Much of the brunt of the latest Southern storms was to move east Thursday — but the reprieve may be short-lived. Another barrage was to bring up to 8 inches (20 centimeters) snow to the Plains by late Friday.
In Texas, a 300-mile (480-kilometer) stretch of an interstate highway from Fort Stockton to San Antonio reopened Thursday after two days, though officials said slush and icy patches remained.
Snow accumulations were light by some other regions' standards — the Dallas area topped out at 3 inches (8 centimeters) — but hundreds of airline flights were canceled, and tens of thousands of electricity customers lost power.
In Oklahoma, where 23 of the deaths have occurred, hardest hit was McAlester, where many stores were operating on generator power. Ice coated power lines throughout much of the city and nearly 1,000 linemen, tree-trimmers and support workers from the states of Kansas, Louisiana, Texas and Tennessee were there Wednesday to repair the damage.
The number of customers without electric power in Oklahoma dropped by about 18,000 on Wednesday, but 74,000 thousand others still were waiting for the lights to come on again.
In addition to the fatalities in Oklahoma and Texas, the wave of storms was blamed for 11 deaths in Missouri, eight in Iowa, four each in New York and Michigan, three in Arkansas and one each in Maine and Indiana.
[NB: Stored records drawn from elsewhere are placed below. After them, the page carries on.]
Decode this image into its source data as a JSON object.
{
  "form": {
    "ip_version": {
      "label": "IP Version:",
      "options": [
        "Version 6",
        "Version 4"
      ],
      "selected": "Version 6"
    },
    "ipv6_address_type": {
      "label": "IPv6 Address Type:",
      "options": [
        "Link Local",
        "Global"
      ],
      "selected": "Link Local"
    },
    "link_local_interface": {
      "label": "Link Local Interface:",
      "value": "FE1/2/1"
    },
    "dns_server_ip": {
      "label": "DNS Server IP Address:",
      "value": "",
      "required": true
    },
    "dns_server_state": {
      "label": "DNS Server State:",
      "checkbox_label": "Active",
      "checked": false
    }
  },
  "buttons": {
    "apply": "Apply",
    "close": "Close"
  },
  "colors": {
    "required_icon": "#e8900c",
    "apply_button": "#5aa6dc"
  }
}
Elsewhere in the country, frigid conditions tested even those accustomed to snow and ice. The entire state of Maine was no warmer than the single digits (below zero Celsius), and several communities saw dangerous wind chills. It was -16 degrees Fahrenheit (-26 degrees Celsius) in Caribou, Maine.
In California, a four-night cold snap wiped out as much as three-quarters of the state's citrus and harmed virtually every other winter crop, from avocados to flowers.
A fast-moving cold storm dropped snow in the mountains above Malibu, left white coats of hail in the city and unleashed a blizzard Wednesday that closed a highway north of Los Angeles.
Texas citrus growers in the usually balmy Rio Grande Valley also suffered a cold snap, but it was not severe enough to damage crops, said John McClung, president of the Texas Produce Association.Güncelleme Tarihi: 20 Eylül 2018, 18:16